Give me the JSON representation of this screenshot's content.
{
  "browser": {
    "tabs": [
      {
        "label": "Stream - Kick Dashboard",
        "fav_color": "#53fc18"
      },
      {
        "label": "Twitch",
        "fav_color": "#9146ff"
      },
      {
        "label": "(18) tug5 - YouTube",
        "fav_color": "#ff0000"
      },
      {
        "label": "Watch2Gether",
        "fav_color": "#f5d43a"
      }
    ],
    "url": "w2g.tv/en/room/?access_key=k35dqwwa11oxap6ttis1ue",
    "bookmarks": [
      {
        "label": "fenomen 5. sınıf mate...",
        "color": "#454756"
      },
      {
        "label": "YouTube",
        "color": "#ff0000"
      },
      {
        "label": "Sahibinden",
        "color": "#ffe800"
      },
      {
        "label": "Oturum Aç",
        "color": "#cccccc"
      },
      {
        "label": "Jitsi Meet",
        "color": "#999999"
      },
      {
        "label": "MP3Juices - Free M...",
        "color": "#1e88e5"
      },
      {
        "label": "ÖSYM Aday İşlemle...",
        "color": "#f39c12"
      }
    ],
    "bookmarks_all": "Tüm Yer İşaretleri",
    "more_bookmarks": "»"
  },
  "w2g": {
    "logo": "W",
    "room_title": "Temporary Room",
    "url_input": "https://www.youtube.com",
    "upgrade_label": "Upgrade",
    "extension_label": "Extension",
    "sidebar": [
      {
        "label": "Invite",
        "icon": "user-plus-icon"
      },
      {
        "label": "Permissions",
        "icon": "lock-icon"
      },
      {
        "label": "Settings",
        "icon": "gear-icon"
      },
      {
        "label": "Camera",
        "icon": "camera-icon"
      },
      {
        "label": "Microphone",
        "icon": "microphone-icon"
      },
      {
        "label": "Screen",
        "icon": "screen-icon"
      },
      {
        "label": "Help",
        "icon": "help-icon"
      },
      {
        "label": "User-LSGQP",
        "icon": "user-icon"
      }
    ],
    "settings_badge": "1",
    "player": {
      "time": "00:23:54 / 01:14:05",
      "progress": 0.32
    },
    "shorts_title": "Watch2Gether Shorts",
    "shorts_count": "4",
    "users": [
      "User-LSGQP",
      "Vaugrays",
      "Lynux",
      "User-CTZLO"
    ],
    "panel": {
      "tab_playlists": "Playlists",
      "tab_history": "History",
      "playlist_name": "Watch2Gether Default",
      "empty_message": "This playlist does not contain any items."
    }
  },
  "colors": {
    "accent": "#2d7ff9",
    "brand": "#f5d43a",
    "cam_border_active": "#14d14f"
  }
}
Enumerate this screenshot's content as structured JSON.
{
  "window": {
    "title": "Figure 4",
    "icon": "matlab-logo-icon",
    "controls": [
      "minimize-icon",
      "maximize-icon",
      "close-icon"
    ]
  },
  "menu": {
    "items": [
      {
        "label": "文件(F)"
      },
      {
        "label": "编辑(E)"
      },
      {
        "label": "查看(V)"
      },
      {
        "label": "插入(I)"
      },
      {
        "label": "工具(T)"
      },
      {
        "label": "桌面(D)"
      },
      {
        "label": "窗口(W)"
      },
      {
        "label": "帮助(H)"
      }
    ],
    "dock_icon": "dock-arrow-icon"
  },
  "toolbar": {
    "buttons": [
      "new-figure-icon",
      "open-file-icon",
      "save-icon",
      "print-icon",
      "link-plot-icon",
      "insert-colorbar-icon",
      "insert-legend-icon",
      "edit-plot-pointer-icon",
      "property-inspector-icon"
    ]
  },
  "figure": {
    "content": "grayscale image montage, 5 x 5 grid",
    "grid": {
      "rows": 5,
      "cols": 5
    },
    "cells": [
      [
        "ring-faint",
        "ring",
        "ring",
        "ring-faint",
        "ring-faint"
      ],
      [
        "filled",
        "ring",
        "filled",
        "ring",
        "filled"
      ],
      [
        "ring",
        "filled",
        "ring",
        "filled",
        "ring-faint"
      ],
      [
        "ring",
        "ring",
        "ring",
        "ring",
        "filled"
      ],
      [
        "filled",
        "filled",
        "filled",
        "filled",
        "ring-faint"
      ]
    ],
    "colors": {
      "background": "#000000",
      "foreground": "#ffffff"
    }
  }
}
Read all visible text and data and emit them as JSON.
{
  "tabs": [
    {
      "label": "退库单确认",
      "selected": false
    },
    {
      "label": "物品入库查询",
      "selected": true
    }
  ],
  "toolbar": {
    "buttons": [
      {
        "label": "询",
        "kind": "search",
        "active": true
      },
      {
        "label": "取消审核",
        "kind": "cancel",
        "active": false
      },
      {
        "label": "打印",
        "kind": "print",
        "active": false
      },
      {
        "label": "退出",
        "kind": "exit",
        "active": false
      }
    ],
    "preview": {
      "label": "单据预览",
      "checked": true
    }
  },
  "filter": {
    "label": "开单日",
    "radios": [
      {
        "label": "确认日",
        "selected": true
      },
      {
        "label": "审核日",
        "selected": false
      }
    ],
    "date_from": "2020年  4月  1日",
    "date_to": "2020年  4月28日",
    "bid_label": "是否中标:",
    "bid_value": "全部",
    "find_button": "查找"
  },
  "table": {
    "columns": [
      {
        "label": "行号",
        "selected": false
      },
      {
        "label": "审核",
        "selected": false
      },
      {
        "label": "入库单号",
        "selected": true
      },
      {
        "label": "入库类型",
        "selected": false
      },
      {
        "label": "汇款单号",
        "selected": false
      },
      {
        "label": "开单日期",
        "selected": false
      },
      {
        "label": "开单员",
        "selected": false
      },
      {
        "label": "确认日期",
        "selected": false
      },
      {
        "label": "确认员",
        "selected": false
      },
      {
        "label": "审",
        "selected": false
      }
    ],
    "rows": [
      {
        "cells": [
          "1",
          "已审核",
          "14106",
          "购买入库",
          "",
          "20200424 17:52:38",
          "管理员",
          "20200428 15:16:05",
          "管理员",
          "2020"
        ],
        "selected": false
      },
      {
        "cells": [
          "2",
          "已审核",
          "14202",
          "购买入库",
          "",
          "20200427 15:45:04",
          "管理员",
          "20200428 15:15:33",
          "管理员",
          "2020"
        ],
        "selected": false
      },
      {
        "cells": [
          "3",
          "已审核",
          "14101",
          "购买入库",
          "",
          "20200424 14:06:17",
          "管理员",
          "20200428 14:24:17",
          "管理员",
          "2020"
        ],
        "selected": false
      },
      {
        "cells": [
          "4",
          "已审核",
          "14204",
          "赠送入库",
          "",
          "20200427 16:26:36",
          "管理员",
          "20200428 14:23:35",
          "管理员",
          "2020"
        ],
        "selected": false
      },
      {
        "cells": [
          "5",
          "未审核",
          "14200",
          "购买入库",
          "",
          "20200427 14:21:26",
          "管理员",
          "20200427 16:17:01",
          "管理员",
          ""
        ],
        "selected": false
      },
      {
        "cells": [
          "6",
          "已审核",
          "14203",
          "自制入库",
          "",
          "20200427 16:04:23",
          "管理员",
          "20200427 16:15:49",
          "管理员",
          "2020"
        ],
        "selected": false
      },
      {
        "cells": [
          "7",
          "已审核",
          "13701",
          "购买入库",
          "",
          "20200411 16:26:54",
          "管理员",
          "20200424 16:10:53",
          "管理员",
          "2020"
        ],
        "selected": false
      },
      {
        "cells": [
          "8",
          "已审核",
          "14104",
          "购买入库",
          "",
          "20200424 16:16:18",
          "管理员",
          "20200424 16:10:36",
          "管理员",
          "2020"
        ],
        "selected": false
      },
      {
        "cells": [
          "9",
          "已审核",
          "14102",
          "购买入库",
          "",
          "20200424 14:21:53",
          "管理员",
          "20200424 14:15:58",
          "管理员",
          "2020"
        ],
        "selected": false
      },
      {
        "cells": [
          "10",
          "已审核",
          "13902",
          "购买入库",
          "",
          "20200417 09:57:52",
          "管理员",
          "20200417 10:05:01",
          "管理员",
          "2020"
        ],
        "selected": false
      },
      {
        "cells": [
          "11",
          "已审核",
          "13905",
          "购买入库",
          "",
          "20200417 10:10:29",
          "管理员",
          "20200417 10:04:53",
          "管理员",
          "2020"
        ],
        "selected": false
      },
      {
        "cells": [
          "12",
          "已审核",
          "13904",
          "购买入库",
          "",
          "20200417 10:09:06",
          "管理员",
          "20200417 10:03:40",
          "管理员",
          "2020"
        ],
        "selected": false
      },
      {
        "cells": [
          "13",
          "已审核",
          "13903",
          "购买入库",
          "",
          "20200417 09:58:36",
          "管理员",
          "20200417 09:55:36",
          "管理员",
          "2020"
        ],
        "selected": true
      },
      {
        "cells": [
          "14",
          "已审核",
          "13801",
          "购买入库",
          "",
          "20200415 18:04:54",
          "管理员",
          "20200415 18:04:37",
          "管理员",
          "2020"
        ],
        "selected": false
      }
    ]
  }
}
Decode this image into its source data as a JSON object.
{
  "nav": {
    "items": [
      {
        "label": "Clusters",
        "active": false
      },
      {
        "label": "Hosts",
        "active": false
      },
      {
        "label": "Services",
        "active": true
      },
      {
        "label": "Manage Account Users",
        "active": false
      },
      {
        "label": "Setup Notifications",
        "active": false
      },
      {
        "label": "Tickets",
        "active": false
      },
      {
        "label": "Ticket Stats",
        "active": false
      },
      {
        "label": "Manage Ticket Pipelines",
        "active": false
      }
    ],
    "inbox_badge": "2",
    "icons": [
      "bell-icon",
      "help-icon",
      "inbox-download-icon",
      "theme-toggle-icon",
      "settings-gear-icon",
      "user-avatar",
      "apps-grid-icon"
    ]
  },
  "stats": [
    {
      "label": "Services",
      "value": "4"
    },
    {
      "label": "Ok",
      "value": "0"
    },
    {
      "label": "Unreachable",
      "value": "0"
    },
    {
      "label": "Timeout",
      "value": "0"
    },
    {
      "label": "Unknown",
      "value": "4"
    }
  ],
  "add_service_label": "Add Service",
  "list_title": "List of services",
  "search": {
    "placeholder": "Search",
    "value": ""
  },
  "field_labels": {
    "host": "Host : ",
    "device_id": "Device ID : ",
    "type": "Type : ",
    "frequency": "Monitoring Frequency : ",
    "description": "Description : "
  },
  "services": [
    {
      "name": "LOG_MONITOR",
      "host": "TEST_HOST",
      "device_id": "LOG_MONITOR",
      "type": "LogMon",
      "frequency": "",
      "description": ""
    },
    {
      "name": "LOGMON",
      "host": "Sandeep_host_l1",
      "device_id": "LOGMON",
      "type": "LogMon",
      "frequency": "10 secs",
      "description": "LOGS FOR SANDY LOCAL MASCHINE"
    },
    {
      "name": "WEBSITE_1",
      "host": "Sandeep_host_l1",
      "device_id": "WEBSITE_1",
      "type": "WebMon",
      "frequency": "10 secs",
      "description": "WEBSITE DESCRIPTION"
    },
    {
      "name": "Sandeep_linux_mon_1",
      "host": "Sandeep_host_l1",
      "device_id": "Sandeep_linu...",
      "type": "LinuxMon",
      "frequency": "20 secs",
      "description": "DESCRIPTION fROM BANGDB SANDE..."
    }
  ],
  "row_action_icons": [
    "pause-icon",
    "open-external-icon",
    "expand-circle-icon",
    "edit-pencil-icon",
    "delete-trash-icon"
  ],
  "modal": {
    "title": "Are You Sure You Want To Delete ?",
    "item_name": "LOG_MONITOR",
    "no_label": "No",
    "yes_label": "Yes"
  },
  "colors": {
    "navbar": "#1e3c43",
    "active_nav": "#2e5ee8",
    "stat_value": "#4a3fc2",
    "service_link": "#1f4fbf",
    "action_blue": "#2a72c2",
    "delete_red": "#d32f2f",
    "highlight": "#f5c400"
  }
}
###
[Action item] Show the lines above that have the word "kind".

[Reply]
        "kind": "search",
        "kind": "cancel",
        "kind": "print",
        "kind": "exit",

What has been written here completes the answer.